Supplied data =>

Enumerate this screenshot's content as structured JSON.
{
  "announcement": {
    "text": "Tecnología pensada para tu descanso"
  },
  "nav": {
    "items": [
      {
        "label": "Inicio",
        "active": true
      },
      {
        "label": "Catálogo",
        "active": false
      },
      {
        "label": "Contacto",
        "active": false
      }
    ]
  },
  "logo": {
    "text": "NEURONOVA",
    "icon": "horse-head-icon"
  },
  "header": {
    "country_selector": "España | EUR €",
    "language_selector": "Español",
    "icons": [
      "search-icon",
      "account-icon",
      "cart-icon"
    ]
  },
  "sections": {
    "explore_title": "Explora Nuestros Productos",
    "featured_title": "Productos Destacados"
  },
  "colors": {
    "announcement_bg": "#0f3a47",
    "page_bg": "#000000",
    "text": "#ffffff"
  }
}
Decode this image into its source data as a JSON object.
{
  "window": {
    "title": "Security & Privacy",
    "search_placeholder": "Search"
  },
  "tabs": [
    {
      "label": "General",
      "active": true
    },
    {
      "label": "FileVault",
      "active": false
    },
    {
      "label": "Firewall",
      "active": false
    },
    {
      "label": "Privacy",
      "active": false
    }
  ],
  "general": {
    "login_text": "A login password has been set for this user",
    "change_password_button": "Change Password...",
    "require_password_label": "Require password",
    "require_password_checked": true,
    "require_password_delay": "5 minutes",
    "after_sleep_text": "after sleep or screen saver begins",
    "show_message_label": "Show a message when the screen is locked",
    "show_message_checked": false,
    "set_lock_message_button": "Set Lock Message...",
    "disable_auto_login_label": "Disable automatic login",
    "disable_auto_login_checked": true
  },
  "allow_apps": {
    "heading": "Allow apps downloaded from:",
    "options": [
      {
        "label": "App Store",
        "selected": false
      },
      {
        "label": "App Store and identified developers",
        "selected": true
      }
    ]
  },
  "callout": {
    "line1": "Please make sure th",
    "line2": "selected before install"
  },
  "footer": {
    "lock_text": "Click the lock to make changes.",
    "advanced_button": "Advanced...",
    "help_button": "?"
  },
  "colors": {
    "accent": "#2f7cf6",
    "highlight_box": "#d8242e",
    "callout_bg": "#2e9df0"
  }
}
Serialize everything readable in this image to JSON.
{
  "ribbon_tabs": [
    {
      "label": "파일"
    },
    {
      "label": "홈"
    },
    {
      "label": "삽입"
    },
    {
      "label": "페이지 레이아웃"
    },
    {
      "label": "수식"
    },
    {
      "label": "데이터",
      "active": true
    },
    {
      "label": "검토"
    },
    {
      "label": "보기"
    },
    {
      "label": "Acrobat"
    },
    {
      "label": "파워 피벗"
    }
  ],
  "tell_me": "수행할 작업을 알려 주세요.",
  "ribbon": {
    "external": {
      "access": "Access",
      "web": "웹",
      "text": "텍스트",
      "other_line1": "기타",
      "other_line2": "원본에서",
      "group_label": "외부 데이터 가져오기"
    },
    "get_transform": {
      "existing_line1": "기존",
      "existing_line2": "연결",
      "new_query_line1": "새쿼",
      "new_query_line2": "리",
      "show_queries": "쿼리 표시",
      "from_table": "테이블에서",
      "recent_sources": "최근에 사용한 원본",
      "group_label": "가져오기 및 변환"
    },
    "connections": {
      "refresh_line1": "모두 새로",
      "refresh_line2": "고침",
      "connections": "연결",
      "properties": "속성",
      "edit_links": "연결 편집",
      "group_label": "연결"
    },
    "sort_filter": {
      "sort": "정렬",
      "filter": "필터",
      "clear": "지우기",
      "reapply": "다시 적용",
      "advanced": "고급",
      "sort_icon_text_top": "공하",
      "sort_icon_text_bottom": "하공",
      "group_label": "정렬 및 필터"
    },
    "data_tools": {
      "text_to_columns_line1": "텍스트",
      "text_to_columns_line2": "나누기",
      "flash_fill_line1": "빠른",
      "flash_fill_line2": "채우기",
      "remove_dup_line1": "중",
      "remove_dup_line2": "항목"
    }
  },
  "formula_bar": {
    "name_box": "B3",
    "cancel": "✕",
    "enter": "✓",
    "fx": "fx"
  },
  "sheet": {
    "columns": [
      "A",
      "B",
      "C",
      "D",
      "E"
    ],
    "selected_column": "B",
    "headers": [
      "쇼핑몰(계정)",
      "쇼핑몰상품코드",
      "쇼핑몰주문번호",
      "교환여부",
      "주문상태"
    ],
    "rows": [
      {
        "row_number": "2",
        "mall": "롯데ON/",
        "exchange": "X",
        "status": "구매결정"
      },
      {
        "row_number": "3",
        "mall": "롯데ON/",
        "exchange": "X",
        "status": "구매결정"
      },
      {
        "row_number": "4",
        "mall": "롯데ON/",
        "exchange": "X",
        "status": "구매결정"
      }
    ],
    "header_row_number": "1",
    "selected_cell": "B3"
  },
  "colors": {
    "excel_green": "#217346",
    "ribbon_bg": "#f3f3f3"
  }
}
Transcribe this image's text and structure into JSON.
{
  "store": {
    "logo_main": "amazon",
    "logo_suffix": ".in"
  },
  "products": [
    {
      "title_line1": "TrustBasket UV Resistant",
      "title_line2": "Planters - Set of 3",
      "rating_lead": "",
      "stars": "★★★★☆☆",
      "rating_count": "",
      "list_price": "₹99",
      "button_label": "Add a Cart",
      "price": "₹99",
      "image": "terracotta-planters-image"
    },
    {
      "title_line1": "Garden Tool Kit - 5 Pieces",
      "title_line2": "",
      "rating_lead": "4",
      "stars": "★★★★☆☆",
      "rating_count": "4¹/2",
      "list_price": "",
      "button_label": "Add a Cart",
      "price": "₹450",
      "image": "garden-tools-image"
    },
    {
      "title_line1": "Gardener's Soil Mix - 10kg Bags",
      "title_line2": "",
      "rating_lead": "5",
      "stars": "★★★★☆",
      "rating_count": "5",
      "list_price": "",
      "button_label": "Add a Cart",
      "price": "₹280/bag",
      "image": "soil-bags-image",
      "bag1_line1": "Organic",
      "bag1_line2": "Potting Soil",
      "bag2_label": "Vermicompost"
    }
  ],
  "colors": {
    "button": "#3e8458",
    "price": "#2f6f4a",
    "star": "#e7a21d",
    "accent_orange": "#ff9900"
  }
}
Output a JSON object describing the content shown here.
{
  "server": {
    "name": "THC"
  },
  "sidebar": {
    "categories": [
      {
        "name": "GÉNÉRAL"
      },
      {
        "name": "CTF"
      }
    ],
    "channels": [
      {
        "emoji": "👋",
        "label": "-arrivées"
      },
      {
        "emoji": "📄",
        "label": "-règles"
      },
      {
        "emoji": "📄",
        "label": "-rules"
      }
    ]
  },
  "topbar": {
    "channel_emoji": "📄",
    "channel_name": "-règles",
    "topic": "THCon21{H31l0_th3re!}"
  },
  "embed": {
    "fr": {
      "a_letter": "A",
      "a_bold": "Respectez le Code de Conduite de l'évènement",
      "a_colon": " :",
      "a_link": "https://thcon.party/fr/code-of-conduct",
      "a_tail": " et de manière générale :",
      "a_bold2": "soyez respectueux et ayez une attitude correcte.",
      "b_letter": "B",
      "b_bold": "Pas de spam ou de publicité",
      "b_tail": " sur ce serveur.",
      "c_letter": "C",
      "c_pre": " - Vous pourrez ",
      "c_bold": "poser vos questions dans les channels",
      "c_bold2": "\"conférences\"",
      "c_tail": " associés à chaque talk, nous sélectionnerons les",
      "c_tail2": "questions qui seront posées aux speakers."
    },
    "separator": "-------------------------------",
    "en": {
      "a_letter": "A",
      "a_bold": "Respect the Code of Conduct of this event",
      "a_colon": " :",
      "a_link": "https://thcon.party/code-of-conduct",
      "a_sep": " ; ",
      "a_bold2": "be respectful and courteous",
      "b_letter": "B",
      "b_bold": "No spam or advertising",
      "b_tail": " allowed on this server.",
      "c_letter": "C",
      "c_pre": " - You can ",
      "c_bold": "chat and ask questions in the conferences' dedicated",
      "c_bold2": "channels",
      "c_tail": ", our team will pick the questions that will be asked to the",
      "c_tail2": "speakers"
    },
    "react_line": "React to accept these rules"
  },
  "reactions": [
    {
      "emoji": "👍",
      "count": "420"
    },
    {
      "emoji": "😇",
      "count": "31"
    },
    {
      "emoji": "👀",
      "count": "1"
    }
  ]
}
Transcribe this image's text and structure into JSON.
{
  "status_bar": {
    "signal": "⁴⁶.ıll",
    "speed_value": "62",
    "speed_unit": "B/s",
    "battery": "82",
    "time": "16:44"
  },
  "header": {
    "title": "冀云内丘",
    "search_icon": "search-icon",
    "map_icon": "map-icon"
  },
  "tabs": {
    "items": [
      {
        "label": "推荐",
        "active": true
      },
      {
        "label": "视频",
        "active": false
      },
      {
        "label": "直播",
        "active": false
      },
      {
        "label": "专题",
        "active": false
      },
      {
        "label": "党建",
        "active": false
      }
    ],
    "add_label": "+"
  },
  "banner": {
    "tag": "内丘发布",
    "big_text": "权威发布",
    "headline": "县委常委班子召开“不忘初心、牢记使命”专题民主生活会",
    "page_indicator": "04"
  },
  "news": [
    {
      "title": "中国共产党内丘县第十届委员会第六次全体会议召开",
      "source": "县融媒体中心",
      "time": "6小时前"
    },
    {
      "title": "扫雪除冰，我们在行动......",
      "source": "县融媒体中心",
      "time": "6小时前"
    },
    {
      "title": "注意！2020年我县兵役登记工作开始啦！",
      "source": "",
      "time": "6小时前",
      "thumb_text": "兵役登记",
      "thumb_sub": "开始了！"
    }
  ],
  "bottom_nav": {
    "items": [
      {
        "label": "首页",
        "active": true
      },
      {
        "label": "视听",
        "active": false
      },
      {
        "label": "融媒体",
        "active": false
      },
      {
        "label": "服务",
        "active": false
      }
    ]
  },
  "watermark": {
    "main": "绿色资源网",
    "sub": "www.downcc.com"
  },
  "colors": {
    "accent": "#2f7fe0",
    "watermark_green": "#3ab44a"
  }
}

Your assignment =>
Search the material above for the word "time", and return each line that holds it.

Your response =>
    "time": "16:44"
      "time": "6小时前"
      "time": "6小时前"
      "time": "6小时前",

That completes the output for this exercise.